• _WHAT IS EXPECTED_:
From the records below, copy each line that has the word "Sthapornnanon" in it.

• _DATA_:
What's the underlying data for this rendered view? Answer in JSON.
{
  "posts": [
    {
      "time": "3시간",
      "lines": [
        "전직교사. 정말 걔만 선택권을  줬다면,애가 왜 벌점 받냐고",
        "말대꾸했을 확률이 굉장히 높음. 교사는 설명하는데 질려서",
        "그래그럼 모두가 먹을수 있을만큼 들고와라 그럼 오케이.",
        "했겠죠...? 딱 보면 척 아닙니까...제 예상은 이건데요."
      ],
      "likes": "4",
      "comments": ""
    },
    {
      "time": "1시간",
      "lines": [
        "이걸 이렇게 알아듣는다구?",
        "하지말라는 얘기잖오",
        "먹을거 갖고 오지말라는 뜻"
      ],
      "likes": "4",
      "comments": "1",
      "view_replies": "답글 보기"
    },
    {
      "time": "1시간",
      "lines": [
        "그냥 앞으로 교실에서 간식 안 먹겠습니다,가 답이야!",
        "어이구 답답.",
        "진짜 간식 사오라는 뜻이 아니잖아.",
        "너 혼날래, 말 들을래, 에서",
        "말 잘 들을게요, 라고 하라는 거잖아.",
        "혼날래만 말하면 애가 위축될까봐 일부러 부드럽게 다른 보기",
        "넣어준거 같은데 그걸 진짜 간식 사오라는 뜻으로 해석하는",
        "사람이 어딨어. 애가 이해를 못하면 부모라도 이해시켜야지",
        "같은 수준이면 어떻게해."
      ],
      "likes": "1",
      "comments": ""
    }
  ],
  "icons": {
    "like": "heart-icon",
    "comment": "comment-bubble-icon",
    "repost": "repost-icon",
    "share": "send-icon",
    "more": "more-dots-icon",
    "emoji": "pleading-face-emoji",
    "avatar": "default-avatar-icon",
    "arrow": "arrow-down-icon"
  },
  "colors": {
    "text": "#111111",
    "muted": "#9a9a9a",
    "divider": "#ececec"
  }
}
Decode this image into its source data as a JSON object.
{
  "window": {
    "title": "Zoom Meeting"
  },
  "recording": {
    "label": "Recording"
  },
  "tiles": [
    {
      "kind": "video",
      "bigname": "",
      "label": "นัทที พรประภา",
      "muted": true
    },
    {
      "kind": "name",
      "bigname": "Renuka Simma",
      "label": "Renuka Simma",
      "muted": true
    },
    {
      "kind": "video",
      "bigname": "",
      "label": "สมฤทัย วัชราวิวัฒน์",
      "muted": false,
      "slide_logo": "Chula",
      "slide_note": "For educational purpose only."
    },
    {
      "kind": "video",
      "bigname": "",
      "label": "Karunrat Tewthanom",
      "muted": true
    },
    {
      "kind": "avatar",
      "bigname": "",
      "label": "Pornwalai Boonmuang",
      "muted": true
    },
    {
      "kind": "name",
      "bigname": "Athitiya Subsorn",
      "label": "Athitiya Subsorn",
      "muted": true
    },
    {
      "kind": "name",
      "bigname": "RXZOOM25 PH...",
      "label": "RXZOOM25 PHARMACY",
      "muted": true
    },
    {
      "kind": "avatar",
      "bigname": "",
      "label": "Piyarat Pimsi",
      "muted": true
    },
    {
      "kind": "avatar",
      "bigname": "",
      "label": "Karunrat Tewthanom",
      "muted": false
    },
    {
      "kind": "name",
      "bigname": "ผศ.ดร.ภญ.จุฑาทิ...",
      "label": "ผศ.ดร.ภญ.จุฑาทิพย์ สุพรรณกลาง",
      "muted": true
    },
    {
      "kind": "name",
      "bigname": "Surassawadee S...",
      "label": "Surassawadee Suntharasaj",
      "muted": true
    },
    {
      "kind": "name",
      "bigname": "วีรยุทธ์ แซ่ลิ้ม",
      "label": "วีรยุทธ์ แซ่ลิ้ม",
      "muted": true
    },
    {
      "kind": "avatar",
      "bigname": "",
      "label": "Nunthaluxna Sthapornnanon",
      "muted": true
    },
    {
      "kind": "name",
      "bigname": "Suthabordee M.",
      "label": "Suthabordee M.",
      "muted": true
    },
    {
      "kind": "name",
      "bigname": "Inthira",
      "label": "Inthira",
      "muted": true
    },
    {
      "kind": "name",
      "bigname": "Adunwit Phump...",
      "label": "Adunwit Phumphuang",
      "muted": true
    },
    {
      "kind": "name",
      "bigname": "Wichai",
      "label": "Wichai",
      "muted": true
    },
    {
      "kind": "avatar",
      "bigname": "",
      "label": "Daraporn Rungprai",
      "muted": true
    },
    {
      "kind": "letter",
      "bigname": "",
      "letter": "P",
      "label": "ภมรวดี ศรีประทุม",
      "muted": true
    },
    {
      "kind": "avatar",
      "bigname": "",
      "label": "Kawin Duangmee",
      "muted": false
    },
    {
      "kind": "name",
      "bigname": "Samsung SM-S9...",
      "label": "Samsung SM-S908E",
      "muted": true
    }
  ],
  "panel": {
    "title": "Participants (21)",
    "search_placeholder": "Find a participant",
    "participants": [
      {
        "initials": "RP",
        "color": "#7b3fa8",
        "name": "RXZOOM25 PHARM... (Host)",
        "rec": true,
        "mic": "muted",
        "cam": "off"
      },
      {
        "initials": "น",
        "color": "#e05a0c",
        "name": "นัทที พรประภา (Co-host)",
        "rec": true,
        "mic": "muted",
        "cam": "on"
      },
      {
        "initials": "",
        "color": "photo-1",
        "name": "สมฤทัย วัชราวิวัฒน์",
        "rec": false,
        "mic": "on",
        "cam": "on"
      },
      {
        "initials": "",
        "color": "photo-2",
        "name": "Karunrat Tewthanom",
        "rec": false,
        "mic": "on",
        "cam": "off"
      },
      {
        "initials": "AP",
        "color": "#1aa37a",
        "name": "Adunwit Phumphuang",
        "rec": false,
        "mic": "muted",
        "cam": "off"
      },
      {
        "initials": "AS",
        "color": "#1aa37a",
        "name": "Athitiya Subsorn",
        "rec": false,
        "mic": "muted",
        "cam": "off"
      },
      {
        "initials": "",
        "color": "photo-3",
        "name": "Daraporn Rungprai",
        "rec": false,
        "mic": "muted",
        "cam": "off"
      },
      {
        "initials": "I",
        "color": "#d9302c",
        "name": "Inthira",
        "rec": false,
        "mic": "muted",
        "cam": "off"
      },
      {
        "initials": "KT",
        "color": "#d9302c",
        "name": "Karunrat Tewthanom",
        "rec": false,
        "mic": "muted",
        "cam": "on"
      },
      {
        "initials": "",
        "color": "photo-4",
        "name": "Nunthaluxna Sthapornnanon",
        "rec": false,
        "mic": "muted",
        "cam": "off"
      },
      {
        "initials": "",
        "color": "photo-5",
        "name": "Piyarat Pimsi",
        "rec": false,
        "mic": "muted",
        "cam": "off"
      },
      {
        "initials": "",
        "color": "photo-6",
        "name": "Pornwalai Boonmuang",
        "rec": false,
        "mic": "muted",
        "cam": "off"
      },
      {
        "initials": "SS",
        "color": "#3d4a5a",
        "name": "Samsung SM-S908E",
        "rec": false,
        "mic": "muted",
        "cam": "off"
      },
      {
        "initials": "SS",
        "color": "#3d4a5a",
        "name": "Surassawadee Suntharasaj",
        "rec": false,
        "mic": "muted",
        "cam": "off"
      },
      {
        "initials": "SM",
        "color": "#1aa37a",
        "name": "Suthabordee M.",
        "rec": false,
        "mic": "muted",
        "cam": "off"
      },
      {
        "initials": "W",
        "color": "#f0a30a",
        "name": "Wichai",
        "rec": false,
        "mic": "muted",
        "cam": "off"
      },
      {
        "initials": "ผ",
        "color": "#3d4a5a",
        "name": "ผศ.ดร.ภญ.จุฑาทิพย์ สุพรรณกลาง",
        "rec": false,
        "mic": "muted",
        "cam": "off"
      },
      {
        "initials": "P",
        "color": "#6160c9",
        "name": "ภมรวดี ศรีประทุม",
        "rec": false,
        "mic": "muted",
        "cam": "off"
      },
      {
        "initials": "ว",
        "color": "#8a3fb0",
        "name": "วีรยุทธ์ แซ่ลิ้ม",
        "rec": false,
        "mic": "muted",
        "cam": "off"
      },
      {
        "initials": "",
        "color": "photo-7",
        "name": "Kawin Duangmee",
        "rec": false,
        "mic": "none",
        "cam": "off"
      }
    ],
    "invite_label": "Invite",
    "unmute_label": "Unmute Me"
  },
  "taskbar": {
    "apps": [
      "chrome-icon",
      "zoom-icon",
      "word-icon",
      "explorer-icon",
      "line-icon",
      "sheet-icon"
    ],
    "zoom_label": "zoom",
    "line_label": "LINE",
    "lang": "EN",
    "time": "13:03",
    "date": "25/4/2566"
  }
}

• _SOLUTION TO THIS TASK_:
      "label": "Nunthaluxna Sthapornnanon",
        "name": "Nunthaluxna Sthapornnanon",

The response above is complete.